Thomas Kuegler is a consultant to the Griffiss Institute, a Partnership Intermediary of the Air Force Research Laboratory (AFRL) Information Directorate in Rome, New York.
In this capacity he was principally responsible for the success of the Directorate’s recent efforts to enhance its technology transfer programs. He went above and beyond expectations in providing a new paradigm for the AFRL’s tech transfer efforts, and was especially effective in inspiring its technical staff to participate in the new process, breathing new life into the Directorate’s intellectual property (IP) portfolio while developing a number of successful new ventures from it.
Kuegler created Wasabi Ventures, a Silicon Valley-based venture capital firm that funds and incubates technology startup companies. Based in Manchester, New Hampshire, Kuegler spends his time scouring the East Coast for promising entrepreneurs and their companies. Through his work with Wasabi Ventures, Kuegler is dedicated to liberating technologies from university and government labs for use in the private marketplace.
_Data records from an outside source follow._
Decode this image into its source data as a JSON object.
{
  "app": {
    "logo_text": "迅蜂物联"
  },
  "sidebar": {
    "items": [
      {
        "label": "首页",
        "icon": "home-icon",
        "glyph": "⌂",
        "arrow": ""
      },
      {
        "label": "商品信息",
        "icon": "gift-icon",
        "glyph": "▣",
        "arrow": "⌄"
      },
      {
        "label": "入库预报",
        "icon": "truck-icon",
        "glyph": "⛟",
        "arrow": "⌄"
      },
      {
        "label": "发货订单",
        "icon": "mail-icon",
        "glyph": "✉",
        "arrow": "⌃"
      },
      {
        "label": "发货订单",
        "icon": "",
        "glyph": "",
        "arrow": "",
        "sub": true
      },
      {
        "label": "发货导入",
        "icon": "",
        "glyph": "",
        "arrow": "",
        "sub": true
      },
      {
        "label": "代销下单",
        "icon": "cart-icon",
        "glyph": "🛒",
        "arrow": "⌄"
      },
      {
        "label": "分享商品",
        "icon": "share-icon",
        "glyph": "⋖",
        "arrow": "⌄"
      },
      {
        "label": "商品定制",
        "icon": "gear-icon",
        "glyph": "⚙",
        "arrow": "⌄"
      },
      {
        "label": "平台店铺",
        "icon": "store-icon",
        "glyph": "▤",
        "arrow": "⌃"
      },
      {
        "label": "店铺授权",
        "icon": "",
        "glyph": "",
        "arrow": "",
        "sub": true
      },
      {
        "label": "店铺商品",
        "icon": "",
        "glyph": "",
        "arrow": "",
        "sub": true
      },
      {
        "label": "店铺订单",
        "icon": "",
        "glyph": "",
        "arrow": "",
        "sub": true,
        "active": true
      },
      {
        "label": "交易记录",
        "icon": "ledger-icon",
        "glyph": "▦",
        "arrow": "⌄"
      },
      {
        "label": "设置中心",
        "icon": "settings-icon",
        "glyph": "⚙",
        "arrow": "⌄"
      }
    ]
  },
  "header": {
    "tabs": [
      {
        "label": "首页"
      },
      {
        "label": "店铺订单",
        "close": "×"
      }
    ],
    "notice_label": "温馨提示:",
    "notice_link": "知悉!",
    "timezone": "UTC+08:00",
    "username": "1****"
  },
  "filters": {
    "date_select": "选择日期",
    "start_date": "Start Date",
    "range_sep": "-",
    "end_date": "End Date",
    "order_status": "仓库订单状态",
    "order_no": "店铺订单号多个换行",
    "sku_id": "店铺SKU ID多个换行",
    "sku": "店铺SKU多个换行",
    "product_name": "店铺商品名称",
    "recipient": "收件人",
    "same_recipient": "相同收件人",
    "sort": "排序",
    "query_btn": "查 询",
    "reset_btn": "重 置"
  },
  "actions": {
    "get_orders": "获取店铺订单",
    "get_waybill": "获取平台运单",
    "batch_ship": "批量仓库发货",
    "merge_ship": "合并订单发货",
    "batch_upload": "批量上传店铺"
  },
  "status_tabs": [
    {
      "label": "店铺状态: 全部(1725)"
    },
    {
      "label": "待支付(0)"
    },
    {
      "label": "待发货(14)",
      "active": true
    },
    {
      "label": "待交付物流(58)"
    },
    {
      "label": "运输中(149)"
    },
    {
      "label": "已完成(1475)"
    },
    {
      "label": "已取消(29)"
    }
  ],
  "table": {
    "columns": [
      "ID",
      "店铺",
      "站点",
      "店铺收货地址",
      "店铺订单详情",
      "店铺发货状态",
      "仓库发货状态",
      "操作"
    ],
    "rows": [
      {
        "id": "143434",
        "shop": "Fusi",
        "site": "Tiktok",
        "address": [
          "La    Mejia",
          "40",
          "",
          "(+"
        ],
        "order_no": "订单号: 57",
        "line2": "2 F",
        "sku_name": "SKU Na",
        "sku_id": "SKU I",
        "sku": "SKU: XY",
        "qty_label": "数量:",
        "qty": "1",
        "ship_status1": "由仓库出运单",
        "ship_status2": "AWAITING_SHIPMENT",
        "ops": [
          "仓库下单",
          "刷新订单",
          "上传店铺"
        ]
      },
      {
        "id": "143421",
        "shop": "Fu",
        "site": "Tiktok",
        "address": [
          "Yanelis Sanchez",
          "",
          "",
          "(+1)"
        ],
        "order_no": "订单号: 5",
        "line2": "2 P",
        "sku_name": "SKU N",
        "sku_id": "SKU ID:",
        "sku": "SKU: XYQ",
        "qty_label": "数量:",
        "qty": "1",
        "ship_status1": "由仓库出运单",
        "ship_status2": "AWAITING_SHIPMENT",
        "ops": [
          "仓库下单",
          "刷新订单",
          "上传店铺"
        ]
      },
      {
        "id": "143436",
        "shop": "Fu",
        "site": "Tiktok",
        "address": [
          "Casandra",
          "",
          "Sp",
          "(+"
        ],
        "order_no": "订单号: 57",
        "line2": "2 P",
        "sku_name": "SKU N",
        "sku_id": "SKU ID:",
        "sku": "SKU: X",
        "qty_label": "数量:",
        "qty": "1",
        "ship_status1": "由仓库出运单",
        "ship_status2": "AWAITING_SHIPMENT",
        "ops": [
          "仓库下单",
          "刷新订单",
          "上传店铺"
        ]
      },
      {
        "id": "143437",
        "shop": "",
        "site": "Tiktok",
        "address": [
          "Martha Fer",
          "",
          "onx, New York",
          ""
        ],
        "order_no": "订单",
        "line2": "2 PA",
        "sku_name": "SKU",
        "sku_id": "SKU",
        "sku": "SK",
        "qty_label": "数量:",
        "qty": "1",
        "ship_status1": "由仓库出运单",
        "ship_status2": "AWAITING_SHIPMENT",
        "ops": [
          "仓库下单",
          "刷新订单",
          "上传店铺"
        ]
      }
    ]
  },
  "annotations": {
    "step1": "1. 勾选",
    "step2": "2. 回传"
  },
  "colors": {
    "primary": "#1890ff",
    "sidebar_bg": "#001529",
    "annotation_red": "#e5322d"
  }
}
His focus is on people—leveraging local communities, researchers, and entrepreneurs to find market utility and drive commercialization activities for AFRL’s IP.
Because of its proven track record, Wasabi’s Ventures Academy was used as basis for the AFRL spring 2016 Commercialization Academy program, an experiential education and commercialization program that pairs students and business people with federal technologies, with the goal of launching early-stage ventures. The 2016 Commercialization Academy is unique in that it brings in teams of businesspeople who fit one of two categories: they expect that an AFRL-developed technology can be combined with their own invention to make it better, or they envision a product that can be built around intellectual property licensed from AFRL.
In this capacity he was principally responsible for the success of the Directorate’s recent efforts to enhance its technology transfer programs.
Over a dozen potential technology transfer teams invited to the Academy at the start of 2016 and were whittled down to eight. The remaining teams were coached through a disciplined process and ultimately pitched their ideas to a panel of judges and a live audience for cash prizes.
The Commercialization Academy developed by Kuegler is a win-win for the students, budding entrepreneurs, AFRL, and the community. Participants have the opportunity to work with real-world technologies and have unique access to the lab and researchers. AFRL has increased visibility of its portfolio of technologies and other resources, leading to more licenses, better access to talent, and more innovative thinking at the laboratory. The Academy contributed to the development of the researchers involved in the process: They now think more like entrepreneurs! The community benefits through new entrepreneurial ventures, more innovative homegrown talent, and a new channel into a potential gold mine of laboratory technologies previously seen as inaccessible.